All of the data should be repeated exactly; pictures are not part of the copy.

== Segment start ==

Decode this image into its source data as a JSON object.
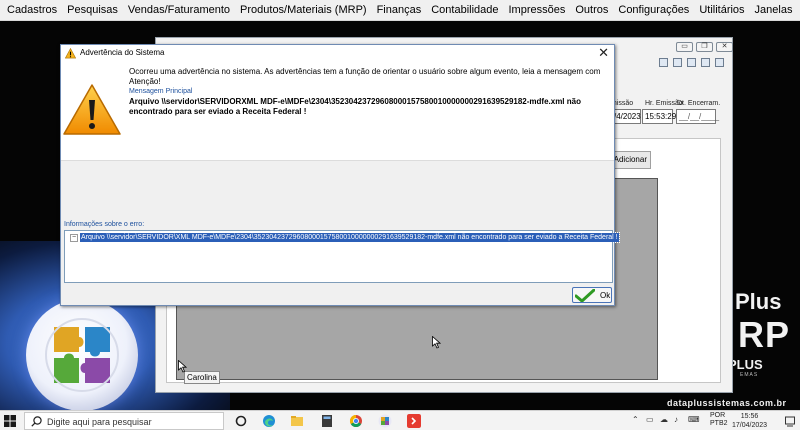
{
  "menu": [
    "Cadastros",
    "Pesquisas",
    "Vendas/Faturamento",
    "Produtos/Materiais (MRP)",
    "Finanças",
    "Contabilidade",
    "Impressões",
    "Outros",
    "Configurações",
    "Utilitários",
    "Janelas"
  ],
  "dialog": {
    "title": "Advertência do Sistema",
    "message": "Ocorreu uma advertência no sistema. As advertências tem a função de orientar o usuário sobre algum evento, leia a mensagem com Atenção!",
    "main_label": "Mensagem Principal",
    "main_message": "Arquivo \\\\servidor\\SERVIDORXML MDF-e\\MDFe\\2304\\35230423729608000157580010000000291639529182-mdfe.xml não encontrado para ser eviado a Receita Federal !",
    "info_label": "Informações sobre o erro:",
    "info_line": "Arquivo \\\\servidor\\SERVIDOR\\XML MDF-e\\MDFe\\2304\\35230423729608000157580010000000291639529182-mdfe.xml não encontrado para ser eviado a Receita Federal !",
    "tree_toggle": "−",
    "ok_label": "Ok"
  },
  "background_window": {
    "col_emissao": "missão",
    "col_hr_emissao": "Hr. Emissão",
    "col_dt_encerram": "Dt. Encerram.",
    "date_value": "/4/2023",
    "time_value": "15:53:29",
    "encerram_value": "__/__/____",
    "add_button": "Adicionar",
    "user_label": "Carolina"
  },
  "branding": {
    "plus": "Plus",
    "rp": "RP",
    "plus_caps": "PLUS",
    "sistemas": "EMAS",
    "site": "dataplussistemas.com.br"
  },
  "taskbar": {
    "search_placeholder": "Digite aqui para pesquisar",
    "lang_line1": "POR",
    "lang_line2": "PTB2",
    "time": "15:56",
    "date": "17/04/2023"
  },
  "colors": {
    "selection": "#2b5fb8",
    "link_label": "#1c4f9c",
    "warning": "#f5a623"
  },
  "icons": {
    "dialog_title": "warning-icon",
    "dialog_big": "warning-icon",
    "ok_button": "check-icon",
    "start": "windows-icon",
    "search": "search-icon"
  }
}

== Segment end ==

# SOLUTION TO THE EXERCISE:
Decode this image into its source data as a JSON object.
{
  "menu": [
    "Cadastros",
    "Pesquisas",
    "Vendas/Faturamento",
    "Produtos/Materiais (MRP)",
    "Finanças",
    "Contabilidade",
    "Impressões",
    "Outros",
    "Configurações",
    "Utilitários",
    "Janelas"
  ],
  "dialog": {
    "title": "Advertência do Sistema",
    "message": "Ocorreu uma advertência no sistema. As advertências tem a função de orientar o usuário sobre algum evento, leia a mensagem com Atenção!",
    "main_label": "Mensagem Principal",
    "main_message": "Arquivo \\\\servidor\\SERVIDORXML MDF-e\\MDFe\\2304\\35230423729608000157580010000000291639529182-mdfe.xml não encontrado para ser eviado a Receita Federal !",
    "info_label": "Informações sobre o erro:",
    "info_line": "Arquivo \\\\servidor\\SERVIDOR\\XML MDF-e\\MDFe\\2304\\35230423729608000157580010000000291639529182-mdfe.xml não encontrado para ser eviado a Receita Federal !",
    "tree_toggle": "−",
    "ok_label": "Ok"
  },
  "background_window": {
    "col_emissao": "missão",
    "col_hr_emissao": "Hr. Emissão",
    "col_dt_encerram": "Dt. Encerram.",
    "date_value": "/4/2023",
    "time_value": "15:53:29",
    "encerram_value": "__/__/____",
    "add_button": "Adicionar",
    "user_label": "Carolina"
  },
  "branding": {
    "plus": "Plus",
    "rp": "RP",
    "plus_caps": "PLUS",
    "sistemas": "EMAS",
    "site": "dataplussistemas.com.br"
  },
  "taskbar": {
    "search_placeholder": "Digite aqui para pesquisar",
    "lang_line1": "POR",
    "lang_line2": "PTB2",
    "time": "15:56",
    "date": "17/04/2023"
  },
  "colors": {
    "selection": "#2b5fb8",
    "link_label": "#1c4f9c",
    "warning": "#f5a623"
  },
  "icons": {
    "dialog_title": "warning-icon",
    "dialog_big": "warning-icon",
    "ok_button": "check-icon",
    "start": "windows-icon",
    "search": "search-icon"
  }
}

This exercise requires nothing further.